__Aim of the task__.
Repeat the entire listing exactly as written.

__Input material__.
___

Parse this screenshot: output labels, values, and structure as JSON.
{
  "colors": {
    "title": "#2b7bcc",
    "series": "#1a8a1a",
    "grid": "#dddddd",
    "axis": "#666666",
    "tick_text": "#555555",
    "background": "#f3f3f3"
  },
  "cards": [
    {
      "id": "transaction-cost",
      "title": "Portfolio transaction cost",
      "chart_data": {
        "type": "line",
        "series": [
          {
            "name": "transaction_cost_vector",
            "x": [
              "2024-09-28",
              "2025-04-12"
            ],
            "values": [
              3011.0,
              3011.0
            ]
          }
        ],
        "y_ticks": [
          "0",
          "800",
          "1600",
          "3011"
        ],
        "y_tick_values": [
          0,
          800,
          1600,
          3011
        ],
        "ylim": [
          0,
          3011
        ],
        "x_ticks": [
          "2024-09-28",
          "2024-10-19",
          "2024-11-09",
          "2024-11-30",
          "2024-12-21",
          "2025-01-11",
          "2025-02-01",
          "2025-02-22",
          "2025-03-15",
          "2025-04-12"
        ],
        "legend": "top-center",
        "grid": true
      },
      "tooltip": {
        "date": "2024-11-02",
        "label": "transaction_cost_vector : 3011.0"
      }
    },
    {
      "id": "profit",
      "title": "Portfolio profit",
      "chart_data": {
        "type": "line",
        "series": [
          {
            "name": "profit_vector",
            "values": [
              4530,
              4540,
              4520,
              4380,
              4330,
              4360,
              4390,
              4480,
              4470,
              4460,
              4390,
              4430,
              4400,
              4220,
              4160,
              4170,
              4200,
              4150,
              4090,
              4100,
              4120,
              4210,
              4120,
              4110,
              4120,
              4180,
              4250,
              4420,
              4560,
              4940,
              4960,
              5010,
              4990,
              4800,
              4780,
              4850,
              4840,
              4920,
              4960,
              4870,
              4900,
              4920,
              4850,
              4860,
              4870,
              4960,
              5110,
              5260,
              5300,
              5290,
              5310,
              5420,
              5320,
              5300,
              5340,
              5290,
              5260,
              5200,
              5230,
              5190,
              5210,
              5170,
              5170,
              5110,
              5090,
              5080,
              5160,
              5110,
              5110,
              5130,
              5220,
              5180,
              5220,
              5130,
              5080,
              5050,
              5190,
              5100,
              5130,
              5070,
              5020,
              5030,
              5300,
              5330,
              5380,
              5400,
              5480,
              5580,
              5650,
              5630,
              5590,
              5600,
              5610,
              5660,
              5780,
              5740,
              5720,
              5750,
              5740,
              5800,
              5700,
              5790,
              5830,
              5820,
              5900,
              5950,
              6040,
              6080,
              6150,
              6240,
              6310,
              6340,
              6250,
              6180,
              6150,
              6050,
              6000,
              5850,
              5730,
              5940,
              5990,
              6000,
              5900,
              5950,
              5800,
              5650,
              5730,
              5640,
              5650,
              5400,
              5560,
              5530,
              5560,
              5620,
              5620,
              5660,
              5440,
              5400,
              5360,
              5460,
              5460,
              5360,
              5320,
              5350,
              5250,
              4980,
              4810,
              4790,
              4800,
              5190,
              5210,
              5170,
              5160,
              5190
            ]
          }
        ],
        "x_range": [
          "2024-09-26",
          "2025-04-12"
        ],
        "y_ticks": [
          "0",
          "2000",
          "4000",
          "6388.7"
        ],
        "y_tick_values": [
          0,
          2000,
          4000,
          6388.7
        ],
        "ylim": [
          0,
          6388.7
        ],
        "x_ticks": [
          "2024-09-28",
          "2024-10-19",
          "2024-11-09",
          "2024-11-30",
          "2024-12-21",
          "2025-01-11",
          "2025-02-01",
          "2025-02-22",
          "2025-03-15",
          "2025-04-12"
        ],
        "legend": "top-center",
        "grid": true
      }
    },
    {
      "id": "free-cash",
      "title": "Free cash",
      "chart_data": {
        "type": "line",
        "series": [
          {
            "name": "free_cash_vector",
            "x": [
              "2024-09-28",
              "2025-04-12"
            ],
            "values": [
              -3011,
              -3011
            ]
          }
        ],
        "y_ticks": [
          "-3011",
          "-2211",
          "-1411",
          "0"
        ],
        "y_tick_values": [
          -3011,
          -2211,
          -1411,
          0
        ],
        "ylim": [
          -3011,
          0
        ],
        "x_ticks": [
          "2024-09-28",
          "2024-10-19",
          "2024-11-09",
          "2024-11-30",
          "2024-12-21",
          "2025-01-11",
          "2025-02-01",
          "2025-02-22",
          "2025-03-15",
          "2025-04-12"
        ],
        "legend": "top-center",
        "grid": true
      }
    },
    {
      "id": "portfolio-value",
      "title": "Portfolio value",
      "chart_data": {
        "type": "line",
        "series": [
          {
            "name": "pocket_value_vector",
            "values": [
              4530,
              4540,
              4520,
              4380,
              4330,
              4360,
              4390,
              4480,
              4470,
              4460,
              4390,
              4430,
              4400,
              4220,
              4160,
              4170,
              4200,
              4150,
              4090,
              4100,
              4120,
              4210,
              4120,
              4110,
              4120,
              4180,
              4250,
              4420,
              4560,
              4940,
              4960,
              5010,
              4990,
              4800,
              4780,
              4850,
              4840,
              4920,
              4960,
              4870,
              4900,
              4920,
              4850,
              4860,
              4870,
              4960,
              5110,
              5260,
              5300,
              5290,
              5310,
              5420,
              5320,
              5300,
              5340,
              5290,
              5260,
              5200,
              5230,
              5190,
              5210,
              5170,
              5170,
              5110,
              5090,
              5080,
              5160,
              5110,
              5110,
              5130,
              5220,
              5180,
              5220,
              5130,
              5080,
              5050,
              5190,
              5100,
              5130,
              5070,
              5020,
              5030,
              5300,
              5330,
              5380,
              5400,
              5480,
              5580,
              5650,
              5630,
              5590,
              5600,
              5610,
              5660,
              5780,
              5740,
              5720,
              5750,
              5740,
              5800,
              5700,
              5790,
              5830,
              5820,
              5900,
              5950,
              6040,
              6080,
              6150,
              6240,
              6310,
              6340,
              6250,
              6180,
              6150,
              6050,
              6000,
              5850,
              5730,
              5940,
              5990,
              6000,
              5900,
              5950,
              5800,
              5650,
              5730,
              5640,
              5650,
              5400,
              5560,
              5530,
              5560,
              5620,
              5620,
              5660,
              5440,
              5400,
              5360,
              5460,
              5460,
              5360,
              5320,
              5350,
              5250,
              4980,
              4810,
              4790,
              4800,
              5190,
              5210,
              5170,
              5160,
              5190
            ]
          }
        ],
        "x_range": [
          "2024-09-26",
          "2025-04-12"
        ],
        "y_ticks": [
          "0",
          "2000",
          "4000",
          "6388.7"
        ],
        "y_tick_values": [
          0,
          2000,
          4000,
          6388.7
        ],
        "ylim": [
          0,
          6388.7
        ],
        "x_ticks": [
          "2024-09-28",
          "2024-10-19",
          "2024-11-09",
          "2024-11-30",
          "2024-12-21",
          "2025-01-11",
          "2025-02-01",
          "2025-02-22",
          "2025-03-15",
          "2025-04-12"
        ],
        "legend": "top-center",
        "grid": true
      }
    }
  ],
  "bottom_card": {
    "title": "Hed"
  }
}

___

__Written response__.
Parse this screenshot: output labels, values, and structure as JSON.
{
  "colors": {
    "title": "#2b7bcc",
    "series": "#1a8a1a",
    "grid": "#dddddd",
    "axis": "#666666",
    "tick_text": "#555555",
    "background": "#f3f3f3"
  },
  "cards": [
    {
      "id": "transaction-cost",
      "title": "Portfolio transaction cost",
      "chart_data": {
        "type": "line",
        "series": [
          {
            "name": "transaction_cost_vector",
            "x": [
              "2024-09-28",
              "2025-04-12"
            ],
            "values": [
              3011.0,
              3011.0
            ]
          }
        ],
        "y_ticks": [
          "0",
          "800",
          "1600",
          "3011"
        ],
        "y_tick_values": [
          0,
          800,
          1600,
          3011
        ],
        "ylim": [
          0,
          3011
        ],
        "x_ticks": [
          "2024-09-28",
          "2024-10-19",
          "2024-11-09",
          "2024-11-30",
          "2024-12-21",
          "2025-01-11",
          "2025-02-01",
          "2025-02-22",
          "2025-03-15",
          "2025-04-12"
        ],
        "legend": "top-center",
        "grid": true
      },
      "tooltip": {
        "date": "2024-11-02",
        "label": "transaction_cost_vector : 3011.0"
      }
    },
    {
      "id": "profit",
      "title": "Portfolio profit",
      "chart_data": {
        "type": "line",
        "series": [
          {
            "name": "profit_vector",
            "values": [
              4530,
              4540,
              4520,
              4380,
              4330,
              4360,
              4390,
              4480,
              4470,
              4460,
              4390,
              4430,
              4400,
              4220,
              4160,
              4170,
              4200,
              4150,
              4090,
              4100,
              4120,
              4210,
              4120,
              4110,
              4120,
              4180,
              4250,
              4420,
              4560,
              4940,
              4960,
              5010,
              4990,
              4800,
              4780,
              4850,
              4840,
              4920,
              4960,
              4870,
              4900,
              4920,
              4850,
              4860,
              4870,
              4960,
              5110,
              5260,
              5300,
              5290,
              5310,
              5420,
              5320,
              5300,
              5340,
              5290,
              5260,
              5200,
              5230,
              5190,
              5210,
              5170,
              5170,
              5110,
              5090,
              5080,
              5160,
              5110,
              5110,
              5130,
              5220,
              5180,
              5220,
              5130,
              5080,
              5050,
              5190,
              5100,
              5130,
              5070,
              5020,
              5030,
              5300,
              5330,
              5380,
              5400,
              5480,
              5580,
              5650,
              5630,
              5590,
              5600,
              5610,
              5660,
              5780,
              5740,
              5720,
              5750,
              5740,
              5800,
              5700,
              5790,
              5830,
              5820,
              5900,
              5950,
              6040,
              6080,
              6150,
              6240,
              6310,
              6340,
              6250,
              6180,
              6150,
              6050,
              6000,
              5850,
              5730,
              5940,
              5990,
              6000,
              5900,
              5950,
              5800,
              5650,
              5730,
              5640,
              5650,
              5400,
              5560,
              5530,
              5560,
              5620,
              5620,
              5660,
              5440,
              5400,
              5360,
              5460,
              5460,
              5360,
              5320,
              5350,
              5250,
              4980,
              4810,
              4790,
              4800,
              5190,
              5210,
              5170,
              5160,
              5190
            ]
          }
        ],
        "x_range": [
          "2024-09-26",
          "2025-04-12"
        ],
        "y_ticks": [
          "0",
          "2000",
          "4000",
          "6388.7"
        ],
        "y_tick_values": [
          0,
          2000,
          4000,
          6388.7
        ],
        "ylim": [
          0,
          6388.7
        ],
        "x_ticks": [
          "2024-09-28",
          "2024-10-19",
          "2024-11-09",
          "2024-11-30",
          "2024-12-21",
          "2025-01-11",
          "2025-02-01",
          "2025-02-22",
          "2025-03-15",
          "2025-04-12"
        ],
        "legend": "top-center",
        "grid": true
      }
    },
    {
      "id": "free-cash",
      "title": "Free cash",
      "chart_data": {
        "type": "line",
        "series": [
          {
            "name": "free_cash_vector",
            "x": [
              "2024-09-28",
              "2025-04-12"
            ],
            "values": [
              -3011,
              -3011
            ]
          }
        ],
        "y_ticks": [
          "-3011",
          "-2211",
          "-1411",
          "0"
        ],
        "y_tick_values": [
          -3011,
          -2211,
          -1411,
          0
        ],
        "ylim": [
          -3011,
          0
        ],
        "x_ticks": [
          "2024-09-28",
          "2024-10-19",
          "2024-11-09",
          "2024-11-30",
          "2024-12-21",
          "2025-01-11",
          "2025-02-01",
          "2025-02-22",
          "2025-03-15",
          "2025-04-12"
        ],
        "legend": "top-center",
        "grid": true
      }
    },
    {
      "id": "portfolio-value",
      "title": "Portfolio value",
      "chart_data": {
        "type": "line",
        "series": [
          {
            "name": "pocket_value_vector",
            "values": [
              4530,
              4540,
              4520,
              4380,
              4330,
              4360,
              4390,
              4480,
              4470,
              4460,
              4390,
              4430,
              4400,
              4220,
              4160,
              4170,
              4200,
              4150,
              4090,
              4100,
              4120,
              4210,
              4120,
              4110,
              4120,
              4180,
              4250,
              4420,
              4560,
              4940,
              4960,
              5010,
              4990,
              4800,
              4780,
              4850,
              4840,
              4920,
              4960,
              4870,
              4900,
              4920,
              4850,
              4860,
              4870,
              4960,
              5110,
              5260,
              5300,
              5290,
              5310,
              5420,
              5320,
              5300,
              5340,
              5290,
              5260,
              5200,
              5230,
              5190,
              5210,
              5170,
              5170,
              5110,
              5090,
              5080,
              5160,
              5110,
              5110,
              5130,
              5220,
              5180,
              5220,
              5130,
              5080,
              5050,
              5190,
              5100,
              5130,
              5070,
              5020,
              5030,
              5300,
              5330,
              5380,
              5400,
              5480,
              5580,
              5650,
              5630,
              5590,
              5600,
              5610,
              5660,
              5780,
              5740,
              5720,
              5750,
              5740,
              5800,
              5700,
              5790,
              5830,
              5820,
              5900,
              5950,
              6040,
              6080,
              6150,
              6240,
              6310,
              6340,
              6250,
              6180,
              6150,
              6050,
              6000,
              5850,
              5730,
              5940,
              5990,
              6000,
              5900,
              5950,
              5800,
              5650,
              5730,
              5640,
              5650,
              5400,
              5560,
              5530,
              5560,
              5620,
              5620,
              5660,
              5440,
              5400,
              5360,
              5460,
              5460,
              5360,
              5320,
              5350,
              5250,
              4980,
              4810,
              4790,
              4800,
              5190,
              5210,
              5170,
              5160,
              5190
            ]
          }
        ],
        "x_range": [
          "2024-09-26",
          "2025-04-12"
        ],
        "y_ticks": [
          "0",
          "2000",
          "4000",
          "6388.7"
        ],
        "y_tick_values": [
          0,
          2000,
          4000,
          6388.7
        ],
        "ylim": [
          0,
          6388.7
        ],
        "x_ticks": [
          "2024-09-28",
          "2024-10-19",
          "2024-11-09",
          "2024-11-30",
          "2024-12-21",
          "2025-01-11",
          "2025-02-01",
          "2025-02-22",
          "2025-03-15",
          "2025-04-12"
        ],
        "legend": "top-center",
        "grid": true
      }
    }
  ],
  "bottom_card": {
    "title": "Hed"
  }
}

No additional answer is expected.